→ YOUR OBJECTIVE
Search the material for the word "tier" and report each line where it turns up.

◆ ◆ ◆ ◆

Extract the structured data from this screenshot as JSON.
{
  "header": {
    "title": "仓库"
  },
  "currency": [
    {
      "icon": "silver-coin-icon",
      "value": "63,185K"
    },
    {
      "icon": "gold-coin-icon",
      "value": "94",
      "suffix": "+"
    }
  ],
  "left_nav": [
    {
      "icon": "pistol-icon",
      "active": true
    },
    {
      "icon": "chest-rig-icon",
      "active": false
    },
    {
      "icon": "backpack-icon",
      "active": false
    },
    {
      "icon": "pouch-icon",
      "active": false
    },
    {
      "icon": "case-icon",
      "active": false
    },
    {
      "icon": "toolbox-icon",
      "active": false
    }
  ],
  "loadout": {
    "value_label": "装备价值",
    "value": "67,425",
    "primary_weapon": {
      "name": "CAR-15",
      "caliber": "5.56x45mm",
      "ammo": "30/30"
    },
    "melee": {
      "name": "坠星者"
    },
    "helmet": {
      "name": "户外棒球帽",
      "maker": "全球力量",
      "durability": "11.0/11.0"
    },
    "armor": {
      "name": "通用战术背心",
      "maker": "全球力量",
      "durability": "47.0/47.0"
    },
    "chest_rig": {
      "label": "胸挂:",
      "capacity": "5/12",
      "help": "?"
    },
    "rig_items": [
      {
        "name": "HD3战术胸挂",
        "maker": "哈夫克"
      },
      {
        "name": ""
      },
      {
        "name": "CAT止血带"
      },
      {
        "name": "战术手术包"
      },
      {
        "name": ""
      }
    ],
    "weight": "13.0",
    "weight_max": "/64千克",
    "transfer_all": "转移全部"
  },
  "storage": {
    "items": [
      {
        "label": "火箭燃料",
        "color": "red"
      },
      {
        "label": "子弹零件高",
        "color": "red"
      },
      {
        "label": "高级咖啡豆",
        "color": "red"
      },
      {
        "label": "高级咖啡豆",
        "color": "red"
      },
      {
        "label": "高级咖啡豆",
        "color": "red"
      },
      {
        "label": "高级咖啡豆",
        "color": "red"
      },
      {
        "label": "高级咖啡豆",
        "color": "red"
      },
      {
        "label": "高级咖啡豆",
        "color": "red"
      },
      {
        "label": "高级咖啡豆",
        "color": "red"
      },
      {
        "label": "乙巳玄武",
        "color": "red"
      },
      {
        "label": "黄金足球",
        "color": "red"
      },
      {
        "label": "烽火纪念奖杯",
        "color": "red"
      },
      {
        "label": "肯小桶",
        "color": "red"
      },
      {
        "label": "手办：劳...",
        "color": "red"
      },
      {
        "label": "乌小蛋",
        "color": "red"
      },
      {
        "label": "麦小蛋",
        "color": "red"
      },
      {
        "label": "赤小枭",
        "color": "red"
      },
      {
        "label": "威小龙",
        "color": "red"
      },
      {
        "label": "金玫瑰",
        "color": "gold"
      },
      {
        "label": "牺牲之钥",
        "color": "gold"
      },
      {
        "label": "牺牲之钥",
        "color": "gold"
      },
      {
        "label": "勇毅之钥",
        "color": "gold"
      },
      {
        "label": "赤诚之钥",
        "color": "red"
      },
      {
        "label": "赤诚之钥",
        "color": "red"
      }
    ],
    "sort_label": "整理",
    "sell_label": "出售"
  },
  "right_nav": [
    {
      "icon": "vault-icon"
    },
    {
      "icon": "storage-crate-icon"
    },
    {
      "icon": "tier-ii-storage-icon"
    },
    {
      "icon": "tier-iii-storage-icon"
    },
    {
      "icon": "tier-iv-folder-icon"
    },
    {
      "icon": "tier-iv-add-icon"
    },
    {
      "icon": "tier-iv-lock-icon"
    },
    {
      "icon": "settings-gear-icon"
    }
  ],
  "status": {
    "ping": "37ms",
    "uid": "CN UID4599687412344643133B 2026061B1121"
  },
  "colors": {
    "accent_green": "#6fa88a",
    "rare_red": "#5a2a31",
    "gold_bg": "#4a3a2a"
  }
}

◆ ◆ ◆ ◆

→ OUTPUT BELOW
      "icon": "tier-ii-storage-icon"
      "icon": "tier-iii-storage-icon"
      "icon": "tier-iv-folder-icon"
      "icon": "tier-iv-add-icon"
      "icon": "tier-iv-lock-icon"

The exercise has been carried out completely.